Untitled from "Unseen Versailles", 1980-1981
Signed Deborah Turbeville and numbered Artist Proof on verso. Gelatin silver print, image 27.5 x 41 cm.
Directly from the photographer to the current owner.
Nobody did mood like Deborah Turbeville. The American sample model turned magazine editor turned fashion photographer, who died in 2013 at age 81, trafficked in mysterious images that upended the beauty business's perfectly maquillaged sense of glamour. Instead, Turbeville turned out old-fashioned gelatin prints that seemed to have come straight out of an abandoned attic trunk, their silvered surfaces and expert blurring giving them an air of haute melancholy.
"I like to hear a clock ticking in my pictures," Turbeville once observed, and never more poignantly did it tick than in her award-winning book Unseen Versailles (Doubleday, 1982).
Rather than pandering to the palace's ancien-régime glitter, though, the photographer went in search of unused, unrestored rooms, scattering their floors with autumn leaves to emphasize the chambers' desuetude.

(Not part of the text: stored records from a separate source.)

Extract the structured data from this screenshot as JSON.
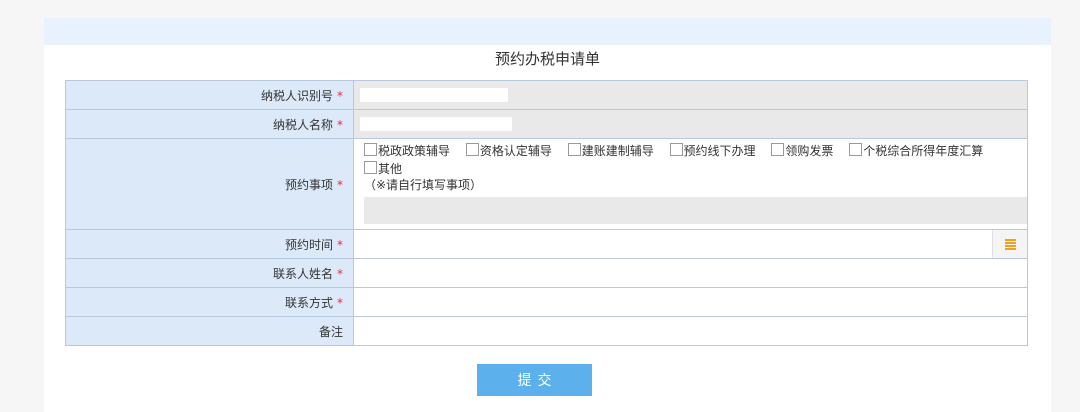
{
  "form": {
    "title": "预约办税申请单",
    "required_mark": "*",
    "fields": {
      "taxpayer_id": {
        "label": "纳税人识别号"
      },
      "taxpayer_name": {
        "label": "纳税人名称"
      },
      "appointment_matters": {
        "label": "预约事项",
        "options": [
          "税政政策辅导",
          "资格认定辅导",
          "建账建制辅导",
          "预约线下办理",
          "领购发票",
          "个税综合所得年度汇算",
          "其他"
        ],
        "hint": "（※请自行填写事项）"
      },
      "appointment_time": {
        "label": "预约时间"
      },
      "contact_name": {
        "label": "联系人姓名"
      },
      "contact_method": {
        "label": "联系方式"
      },
      "remarks": {
        "label": "备注"
      }
    },
    "submit_label": "提交"
  },
  "colors": {
    "header_bar": "#e8f2fd",
    "label_bg": "#dce9f8",
    "readonly_bg": "#e9e9e9",
    "required": "#e83030",
    "submit_bg": "#5cb0ec",
    "calendar_icon": "#f0a020"
  },
  "icons": {
    "appointment_time_picker": "calendar-icon"
  }
}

The result was a chilling but strangely magical panoply of twilit, dust-sheeted chambers that seem to wait, in vain, for Prince Charming's kiss.
Text from Architectural Digest 31 December 2014